Continued from page 5 A 530 gram 23 week gestation baby with congenital primary hypothyroidism. The first specimen was drawn early prompting a repeat. The repeat was collected on day 11 diagnosis and treatment started day 16 A 545 gram 23 week gestation baby diagnosed with congenital primary hypothy- roidism. The repeat specimen was collected at > 24 hours without delay which identi- fied a low T4/ high TSH prompting confirmatory testing and diagnosis.
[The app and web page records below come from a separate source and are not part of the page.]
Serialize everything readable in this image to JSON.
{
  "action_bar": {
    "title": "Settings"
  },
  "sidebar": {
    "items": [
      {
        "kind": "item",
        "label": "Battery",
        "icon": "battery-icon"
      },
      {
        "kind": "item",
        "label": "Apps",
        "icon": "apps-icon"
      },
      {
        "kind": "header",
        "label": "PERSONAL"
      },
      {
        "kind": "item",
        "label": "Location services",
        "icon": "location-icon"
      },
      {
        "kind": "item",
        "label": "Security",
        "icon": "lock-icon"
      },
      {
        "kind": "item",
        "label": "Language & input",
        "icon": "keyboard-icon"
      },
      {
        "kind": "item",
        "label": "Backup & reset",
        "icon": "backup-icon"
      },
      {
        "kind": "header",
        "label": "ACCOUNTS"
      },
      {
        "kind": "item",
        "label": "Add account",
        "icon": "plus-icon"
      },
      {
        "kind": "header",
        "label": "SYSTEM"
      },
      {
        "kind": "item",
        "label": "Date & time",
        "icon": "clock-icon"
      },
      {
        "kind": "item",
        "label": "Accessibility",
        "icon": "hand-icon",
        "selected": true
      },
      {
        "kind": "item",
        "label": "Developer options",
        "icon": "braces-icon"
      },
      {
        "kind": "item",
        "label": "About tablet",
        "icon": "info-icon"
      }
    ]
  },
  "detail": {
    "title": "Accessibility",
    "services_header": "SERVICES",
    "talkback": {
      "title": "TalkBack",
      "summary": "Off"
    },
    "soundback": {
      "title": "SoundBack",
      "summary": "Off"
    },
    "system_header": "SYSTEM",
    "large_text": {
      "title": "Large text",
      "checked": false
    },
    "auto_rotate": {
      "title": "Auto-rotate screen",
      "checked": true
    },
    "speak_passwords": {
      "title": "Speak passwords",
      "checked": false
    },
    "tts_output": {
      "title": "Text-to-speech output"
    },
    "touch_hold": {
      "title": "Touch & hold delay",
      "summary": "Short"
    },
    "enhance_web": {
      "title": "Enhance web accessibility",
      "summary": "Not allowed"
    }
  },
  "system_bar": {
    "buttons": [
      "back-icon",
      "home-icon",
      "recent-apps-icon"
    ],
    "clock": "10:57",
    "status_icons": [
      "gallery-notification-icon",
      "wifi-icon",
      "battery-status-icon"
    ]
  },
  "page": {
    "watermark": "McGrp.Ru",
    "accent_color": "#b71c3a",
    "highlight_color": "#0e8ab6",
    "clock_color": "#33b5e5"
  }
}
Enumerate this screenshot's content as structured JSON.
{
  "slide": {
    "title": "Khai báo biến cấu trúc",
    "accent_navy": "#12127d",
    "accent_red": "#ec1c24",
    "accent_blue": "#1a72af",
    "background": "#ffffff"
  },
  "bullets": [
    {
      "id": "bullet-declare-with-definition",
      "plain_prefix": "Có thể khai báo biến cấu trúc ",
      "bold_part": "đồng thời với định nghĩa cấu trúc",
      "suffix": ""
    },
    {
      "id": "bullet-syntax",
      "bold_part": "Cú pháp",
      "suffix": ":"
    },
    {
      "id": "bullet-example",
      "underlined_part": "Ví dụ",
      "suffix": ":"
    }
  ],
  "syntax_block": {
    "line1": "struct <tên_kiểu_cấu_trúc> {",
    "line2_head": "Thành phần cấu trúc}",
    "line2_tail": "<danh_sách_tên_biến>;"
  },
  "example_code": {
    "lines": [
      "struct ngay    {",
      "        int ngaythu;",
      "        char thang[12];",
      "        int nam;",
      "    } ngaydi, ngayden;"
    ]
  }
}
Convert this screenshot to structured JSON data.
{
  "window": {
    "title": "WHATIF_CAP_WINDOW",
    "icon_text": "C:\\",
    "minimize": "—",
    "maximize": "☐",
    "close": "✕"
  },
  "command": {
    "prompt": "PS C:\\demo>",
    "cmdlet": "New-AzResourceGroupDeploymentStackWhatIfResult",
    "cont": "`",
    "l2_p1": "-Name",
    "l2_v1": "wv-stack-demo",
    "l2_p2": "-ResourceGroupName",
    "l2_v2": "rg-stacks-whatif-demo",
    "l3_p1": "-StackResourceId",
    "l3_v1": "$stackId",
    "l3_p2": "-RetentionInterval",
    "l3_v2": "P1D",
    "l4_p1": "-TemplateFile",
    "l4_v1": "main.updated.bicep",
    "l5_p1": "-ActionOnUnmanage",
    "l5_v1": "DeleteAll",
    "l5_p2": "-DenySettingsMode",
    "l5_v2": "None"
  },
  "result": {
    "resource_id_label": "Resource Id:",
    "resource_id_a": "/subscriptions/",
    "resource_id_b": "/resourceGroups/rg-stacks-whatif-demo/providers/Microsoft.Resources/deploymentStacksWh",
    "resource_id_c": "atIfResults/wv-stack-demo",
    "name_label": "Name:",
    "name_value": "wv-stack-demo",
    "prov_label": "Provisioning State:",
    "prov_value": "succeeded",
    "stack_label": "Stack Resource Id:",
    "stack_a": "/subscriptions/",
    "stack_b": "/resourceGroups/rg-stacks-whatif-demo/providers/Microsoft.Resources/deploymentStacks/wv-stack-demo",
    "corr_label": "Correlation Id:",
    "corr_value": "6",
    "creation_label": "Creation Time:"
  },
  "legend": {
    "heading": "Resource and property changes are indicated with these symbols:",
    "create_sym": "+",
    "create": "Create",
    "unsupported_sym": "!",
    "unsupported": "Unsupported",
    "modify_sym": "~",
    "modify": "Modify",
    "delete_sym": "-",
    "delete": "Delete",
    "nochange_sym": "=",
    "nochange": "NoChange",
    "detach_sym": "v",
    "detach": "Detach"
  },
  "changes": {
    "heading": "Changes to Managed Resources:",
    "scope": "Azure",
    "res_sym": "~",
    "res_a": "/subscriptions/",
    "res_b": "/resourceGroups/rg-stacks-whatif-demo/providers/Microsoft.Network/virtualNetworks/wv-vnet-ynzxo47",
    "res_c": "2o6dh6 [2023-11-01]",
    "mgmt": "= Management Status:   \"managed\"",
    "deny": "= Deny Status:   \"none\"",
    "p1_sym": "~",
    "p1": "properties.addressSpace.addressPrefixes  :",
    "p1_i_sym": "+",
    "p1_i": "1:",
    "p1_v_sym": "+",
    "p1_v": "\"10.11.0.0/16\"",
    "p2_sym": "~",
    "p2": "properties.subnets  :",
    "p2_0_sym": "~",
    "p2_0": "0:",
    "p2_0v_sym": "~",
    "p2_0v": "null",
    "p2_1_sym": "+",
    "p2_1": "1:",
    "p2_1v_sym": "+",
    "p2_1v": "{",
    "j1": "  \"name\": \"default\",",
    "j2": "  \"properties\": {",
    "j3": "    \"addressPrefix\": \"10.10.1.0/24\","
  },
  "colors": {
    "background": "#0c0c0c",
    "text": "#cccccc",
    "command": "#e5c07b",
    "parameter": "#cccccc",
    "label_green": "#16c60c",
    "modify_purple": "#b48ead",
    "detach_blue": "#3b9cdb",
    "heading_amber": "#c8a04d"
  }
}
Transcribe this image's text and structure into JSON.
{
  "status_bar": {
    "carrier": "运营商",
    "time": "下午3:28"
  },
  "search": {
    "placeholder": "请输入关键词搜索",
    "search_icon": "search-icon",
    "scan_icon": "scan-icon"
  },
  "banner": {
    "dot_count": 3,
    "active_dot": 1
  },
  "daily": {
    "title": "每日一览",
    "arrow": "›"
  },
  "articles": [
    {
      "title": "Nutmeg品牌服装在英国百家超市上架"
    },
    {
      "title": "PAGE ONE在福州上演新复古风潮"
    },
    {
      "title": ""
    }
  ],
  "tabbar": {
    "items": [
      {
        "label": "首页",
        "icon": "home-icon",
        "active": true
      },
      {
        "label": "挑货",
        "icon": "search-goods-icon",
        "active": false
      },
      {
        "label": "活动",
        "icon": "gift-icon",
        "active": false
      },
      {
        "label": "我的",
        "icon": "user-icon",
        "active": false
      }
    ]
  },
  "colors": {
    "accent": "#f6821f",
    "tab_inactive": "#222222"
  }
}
Treatment was initiated by day of age 8. A 3090 gram, 34 week gestation baby with the first specimen collected at <24° had a C8 (octanoylcarnitine) substantially above normal & 2 copies of the mutation com- monly associated with classical Medium Chain Acyl Co-A Dehydrogenase Deficiency (MCAD). Reported out day of life 3. Repeat on day 3 substantiated and diagnosed MCAD. (Discovered, previous sibling had expired with SIDS). Intervention initiated on day of life 3. A 1522 gram 30 week gestation baby. NICU was notified on day of life 7 of a posi- tive 17-OHP screen. Confirmatory steroid profile collected day of life 8, and results confirmed CAH by 22 days. In the meantime, NICU knew to monitor electrolytes. 25-53-00 212 Lincoln, NE 68509-5026NE . PERMIT NO 301 Centennial Mall southPAID LINCOLN, U.S. POSTAGE Division of Public Health PRSRT STD Newborn Screening Program Nebraska Department of Health and Human Services 6